ARA Expresses Concerns Over New Refrigerant

The Automotive Recyclers Association has expressed concern to the U.S Environmental Protection Agency over the recyclability, safety, and feasibility of the proposed HFO-1234yf refrigerant regarding the environment, automotive recycling employees, and the general public.

The comments were offered in the context of the U.S. Environmental Protection Agency’s (EPA) proposed rule to approve the new substitute refrigerant, HFO-1234yf, under the Significant New Alternatives Policy (SNAP) Program. Alternative refrigerants accepted by the program have generally been accepted for use in Canada.

While the association says it fully supports the intent of the SNAP Program to evaluate and regulate substitutes for the ozone-depleting chemicals that are being phased out under the stratospheric ozone protection provisions of the Clean Air Act, it is urging the EPA to look at the total life-cycle of the fluid, and consider all ramifications that may occur from the use, and ultimately, the disposal of the new fluid.

The recyclers association says that, while it appreciates the EPA’s obligations to identify the best available alternatives to ozone harming fluids, it has concerns.

Those concerns target the storage, disposal, occupational hazard, internal cost associated with specialized equipment, impact on air quality, and storm water run-off requirements.

The specific questions raised highlight the need for further information and in-depth research for handling this new fluid during the dismantling process of an end-of-life vehicle, to identify any associated occupational dangers or potential costs that could be incurred by automotive recycling facilities and their employees, or any environmental impact it may have to the public regarding air quality or storm water run-off, which are two key issues of concern for the professional automotive recycler. The current ruling does not address these concerns with any specificity.

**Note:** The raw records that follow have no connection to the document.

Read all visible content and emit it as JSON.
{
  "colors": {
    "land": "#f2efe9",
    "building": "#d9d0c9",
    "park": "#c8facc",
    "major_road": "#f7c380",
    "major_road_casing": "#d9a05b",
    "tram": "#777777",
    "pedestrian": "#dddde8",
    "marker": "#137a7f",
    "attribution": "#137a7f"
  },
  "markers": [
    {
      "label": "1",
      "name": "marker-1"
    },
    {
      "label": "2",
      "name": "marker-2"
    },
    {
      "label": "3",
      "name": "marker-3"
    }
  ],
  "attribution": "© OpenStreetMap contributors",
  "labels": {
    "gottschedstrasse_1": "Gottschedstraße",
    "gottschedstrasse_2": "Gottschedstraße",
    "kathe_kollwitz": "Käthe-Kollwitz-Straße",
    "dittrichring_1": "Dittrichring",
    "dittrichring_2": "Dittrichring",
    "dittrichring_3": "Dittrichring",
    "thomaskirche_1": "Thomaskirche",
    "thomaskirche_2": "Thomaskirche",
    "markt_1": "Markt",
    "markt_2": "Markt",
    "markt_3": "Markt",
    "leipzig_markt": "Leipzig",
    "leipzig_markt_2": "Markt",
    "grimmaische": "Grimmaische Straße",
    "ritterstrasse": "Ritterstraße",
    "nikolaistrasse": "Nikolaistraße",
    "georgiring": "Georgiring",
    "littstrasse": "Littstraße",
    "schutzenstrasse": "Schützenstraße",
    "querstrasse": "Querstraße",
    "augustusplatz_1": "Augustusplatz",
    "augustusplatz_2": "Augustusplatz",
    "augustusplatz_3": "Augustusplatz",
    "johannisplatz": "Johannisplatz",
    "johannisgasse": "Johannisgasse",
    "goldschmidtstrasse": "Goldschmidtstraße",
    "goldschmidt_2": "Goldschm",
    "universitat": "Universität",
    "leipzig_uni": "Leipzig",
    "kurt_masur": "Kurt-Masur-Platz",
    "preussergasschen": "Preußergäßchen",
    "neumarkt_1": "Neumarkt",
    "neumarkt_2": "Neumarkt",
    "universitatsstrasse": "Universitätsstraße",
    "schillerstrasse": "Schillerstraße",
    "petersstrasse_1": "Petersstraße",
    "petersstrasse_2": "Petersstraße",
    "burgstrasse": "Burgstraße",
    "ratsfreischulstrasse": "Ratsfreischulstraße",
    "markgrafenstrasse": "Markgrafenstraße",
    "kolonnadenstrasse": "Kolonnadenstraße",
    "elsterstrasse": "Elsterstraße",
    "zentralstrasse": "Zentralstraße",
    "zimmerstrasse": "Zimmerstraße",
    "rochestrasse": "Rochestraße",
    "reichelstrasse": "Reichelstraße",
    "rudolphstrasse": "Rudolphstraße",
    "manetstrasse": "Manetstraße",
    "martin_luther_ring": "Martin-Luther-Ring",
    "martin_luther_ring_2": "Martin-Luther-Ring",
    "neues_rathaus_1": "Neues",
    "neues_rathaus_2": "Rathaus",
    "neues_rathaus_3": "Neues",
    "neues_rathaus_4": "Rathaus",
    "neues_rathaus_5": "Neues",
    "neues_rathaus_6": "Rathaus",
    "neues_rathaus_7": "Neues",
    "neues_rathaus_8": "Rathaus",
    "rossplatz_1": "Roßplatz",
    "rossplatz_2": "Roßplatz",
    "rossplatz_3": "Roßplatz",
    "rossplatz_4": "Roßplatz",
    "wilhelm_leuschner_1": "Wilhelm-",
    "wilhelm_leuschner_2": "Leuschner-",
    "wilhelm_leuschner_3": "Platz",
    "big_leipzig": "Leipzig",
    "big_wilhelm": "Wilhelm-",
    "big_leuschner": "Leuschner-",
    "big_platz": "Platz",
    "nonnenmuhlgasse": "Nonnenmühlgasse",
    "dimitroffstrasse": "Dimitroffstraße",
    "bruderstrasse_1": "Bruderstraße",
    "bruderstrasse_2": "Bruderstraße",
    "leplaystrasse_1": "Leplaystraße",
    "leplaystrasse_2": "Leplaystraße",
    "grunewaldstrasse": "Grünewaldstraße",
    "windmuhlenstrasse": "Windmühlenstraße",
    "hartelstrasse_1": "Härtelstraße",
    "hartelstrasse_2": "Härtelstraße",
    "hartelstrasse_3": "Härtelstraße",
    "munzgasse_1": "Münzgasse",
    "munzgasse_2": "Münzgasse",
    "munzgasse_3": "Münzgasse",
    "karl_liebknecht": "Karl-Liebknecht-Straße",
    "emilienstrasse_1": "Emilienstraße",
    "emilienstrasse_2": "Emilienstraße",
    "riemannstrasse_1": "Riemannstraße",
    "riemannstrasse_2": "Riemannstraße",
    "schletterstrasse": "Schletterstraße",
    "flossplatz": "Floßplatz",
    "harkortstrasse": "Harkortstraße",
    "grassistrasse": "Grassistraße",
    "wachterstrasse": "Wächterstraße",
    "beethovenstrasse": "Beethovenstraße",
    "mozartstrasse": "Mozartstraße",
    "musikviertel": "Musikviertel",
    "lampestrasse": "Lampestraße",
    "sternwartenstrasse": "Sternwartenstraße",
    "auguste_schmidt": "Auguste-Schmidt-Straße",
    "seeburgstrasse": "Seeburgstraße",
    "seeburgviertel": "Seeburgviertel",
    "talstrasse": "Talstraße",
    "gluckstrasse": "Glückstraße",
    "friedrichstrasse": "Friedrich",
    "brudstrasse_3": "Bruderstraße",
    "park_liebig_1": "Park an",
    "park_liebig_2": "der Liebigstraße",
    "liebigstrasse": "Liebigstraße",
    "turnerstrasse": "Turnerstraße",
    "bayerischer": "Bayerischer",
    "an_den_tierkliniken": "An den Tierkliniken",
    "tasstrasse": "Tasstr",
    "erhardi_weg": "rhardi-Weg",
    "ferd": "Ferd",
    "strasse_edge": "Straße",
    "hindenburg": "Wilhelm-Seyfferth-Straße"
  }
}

According to the association, the EPA has expressed a willingness to address these issues and gain more of an understanding about the automotive recycling industry as it moves closer to administering a final rule.

“ARA is pleased that the EPA will address end-of-life disposal specifications in a follow-on rule-making, and looks forward to working with EPA staff on this matter,” said Michael Wilson, ARA executive vice-president. “Professional automotive recyclers have the expertise, availability, and willingness to assist the EPA with reaching a final decision that protects the environment, addresses safety concerns, and imposes the least amount of undue burden on the automotive recycling industry.”

The ARA represents over 4,500 auto recycling facilities in the United States and fourteen other countries around the world, including Canada. Buzz in the industry is that this will not be a problem for recyclers unless the new refrigerant proves unstable.